I remember when I first started running "proper" runners (as I referred to them then) used to tell me I had to get past the pain barrier. Past it? I couldn't get anywhere near! Within minutes of starting to run every inch of my body began to yell at me to stop. The more I ran the more frustrated I became as no matter what I tried, I just couldn't breathe.
But then one day something happened. I remember being quite stressed about something the night I left for this particular run and for the first time I ran without really thinking about my running, or my breathing, or how much everything bloody hurt and do you know what I passed the pain barrier. I really did. I remember for a split second thinking "I need to stop..I need to stop..I can't breathe..I'm going to pass out... (Sound familiar?) but I didn't, I kept going, and as I did something magical happened. I found that elusive "rhythm" that everyone had told me about. My breathing began to settle, I found my stride and there was no stopping me.
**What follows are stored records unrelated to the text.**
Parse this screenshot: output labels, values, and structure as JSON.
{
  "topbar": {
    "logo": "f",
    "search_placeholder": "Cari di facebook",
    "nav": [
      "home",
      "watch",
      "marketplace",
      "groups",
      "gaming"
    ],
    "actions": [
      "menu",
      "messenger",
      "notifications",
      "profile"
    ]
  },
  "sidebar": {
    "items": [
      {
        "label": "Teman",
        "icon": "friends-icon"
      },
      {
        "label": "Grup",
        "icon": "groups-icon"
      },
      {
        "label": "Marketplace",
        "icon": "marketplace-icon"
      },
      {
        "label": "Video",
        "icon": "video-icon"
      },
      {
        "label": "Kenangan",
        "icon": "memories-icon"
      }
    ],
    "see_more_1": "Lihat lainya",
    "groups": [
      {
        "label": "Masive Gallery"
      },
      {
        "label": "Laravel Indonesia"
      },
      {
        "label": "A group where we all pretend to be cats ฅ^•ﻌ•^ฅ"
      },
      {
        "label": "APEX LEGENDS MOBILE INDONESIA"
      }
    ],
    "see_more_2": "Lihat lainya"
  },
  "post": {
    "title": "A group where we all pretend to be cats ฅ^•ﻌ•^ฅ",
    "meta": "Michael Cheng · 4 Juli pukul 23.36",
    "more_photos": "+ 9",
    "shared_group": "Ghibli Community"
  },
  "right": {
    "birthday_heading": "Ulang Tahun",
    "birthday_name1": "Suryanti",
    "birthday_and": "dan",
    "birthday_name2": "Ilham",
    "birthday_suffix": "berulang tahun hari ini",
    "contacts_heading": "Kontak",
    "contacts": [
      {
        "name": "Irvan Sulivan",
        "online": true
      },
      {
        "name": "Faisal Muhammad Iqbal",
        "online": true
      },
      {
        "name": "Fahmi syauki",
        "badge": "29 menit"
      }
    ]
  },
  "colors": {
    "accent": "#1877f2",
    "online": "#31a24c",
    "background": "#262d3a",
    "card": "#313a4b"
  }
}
Now don't get me wrong I'm not suggesting that you need to be angry to run, although it does help ha ha, but think about the distraction. Can you take your mind elsewhere? Listen to music, listen to an audio book? Think of the beach? Anything which makes you feel back in control and stops the panic and the feeling of breathlessness.
If distraction doesn't work for you try some deep breathing techniques. Here's a link to a great article with some practical tips to use http://www.active.com/running/articles/breathing-tips-for-new-runners. Think about how it feels when you actually breathe deeply and try to bring that to your running.
Some of you may have found that you conquered your breathing when running during the summer but it's a whole new ball game now the weather has got colder. Again without thinking about it too much here are some simple tips I found handy for running during the winter http://www.popsugar.co.uk/fitness/How-Breathe-When-Running-38697144
Technically, there are lots of articles out there which talk about breathing in much more detail but those new to running need simple techniques which is what I've aimed to give you here. Some people in the early days try to overthink it but don't forget breathing is a natural function of the body. Trust that your body will do what it needs to do and when you do that your running will start to come much more naturally.